** Opening EXTRACTED ENTRIES block **

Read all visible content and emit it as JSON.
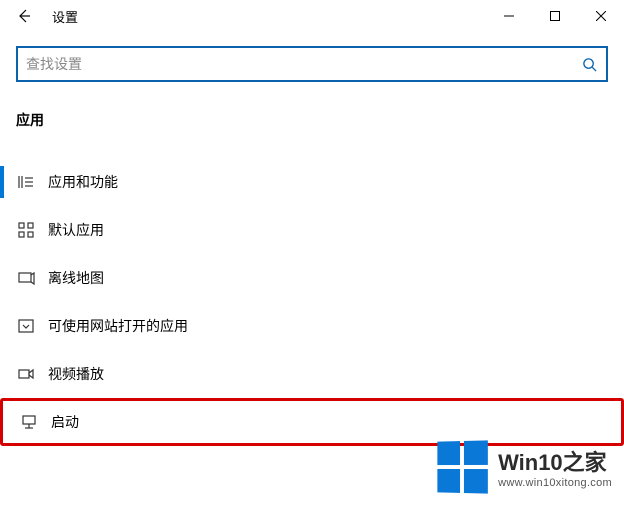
{
  "window": {
    "title": "设置"
  },
  "search": {
    "placeholder": "查找设置"
  },
  "section": {
    "header": "应用"
  },
  "nav": {
    "items": [
      {
        "label": "应用和功能"
      },
      {
        "label": "默认应用"
      },
      {
        "label": "离线地图"
      },
      {
        "label": "可使用网站打开的应用"
      },
      {
        "label": "视频播放"
      },
      {
        "label": "启动"
      }
    ]
  },
  "watermark": {
    "title": "Win10之家",
    "url": "www.win10xitong.com"
  }
}
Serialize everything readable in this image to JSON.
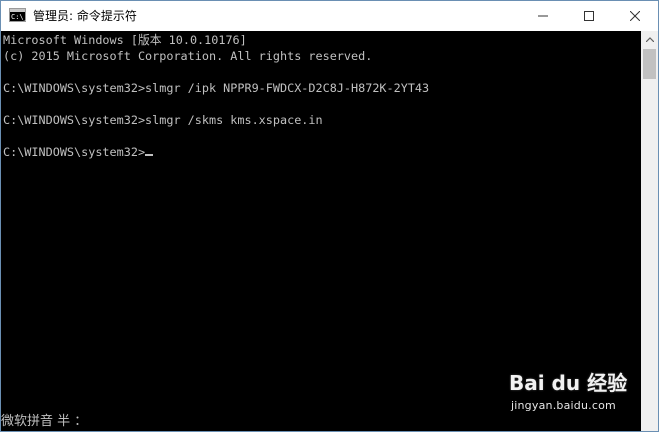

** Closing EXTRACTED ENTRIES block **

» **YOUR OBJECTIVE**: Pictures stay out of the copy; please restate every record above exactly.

» **WORKED SOLUTION**:
Read all visible content and emit it as JSON.
{
  "window": {
    "title": "设置"
  },
  "search": {
    "placeholder": "查找设置"
  },
  "section": {
    "header": "应用"
  },
  "nav": {
    "items": [
      {
        "label": "应用和功能"
      },
      {
        "label": "默认应用"
      },
      {
        "label": "离线地图"
      },
      {
        "label": "可使用网站打开的应用"
      },
      {
        "label": "视频播放"
      },
      {
        "label": "启动"
      }
    ]
  },
  "watermark": {
    "title": "Win10之家",
    "url": "www.win10xitong.com"
  }
}
Serialize everything readable in this image to JSON.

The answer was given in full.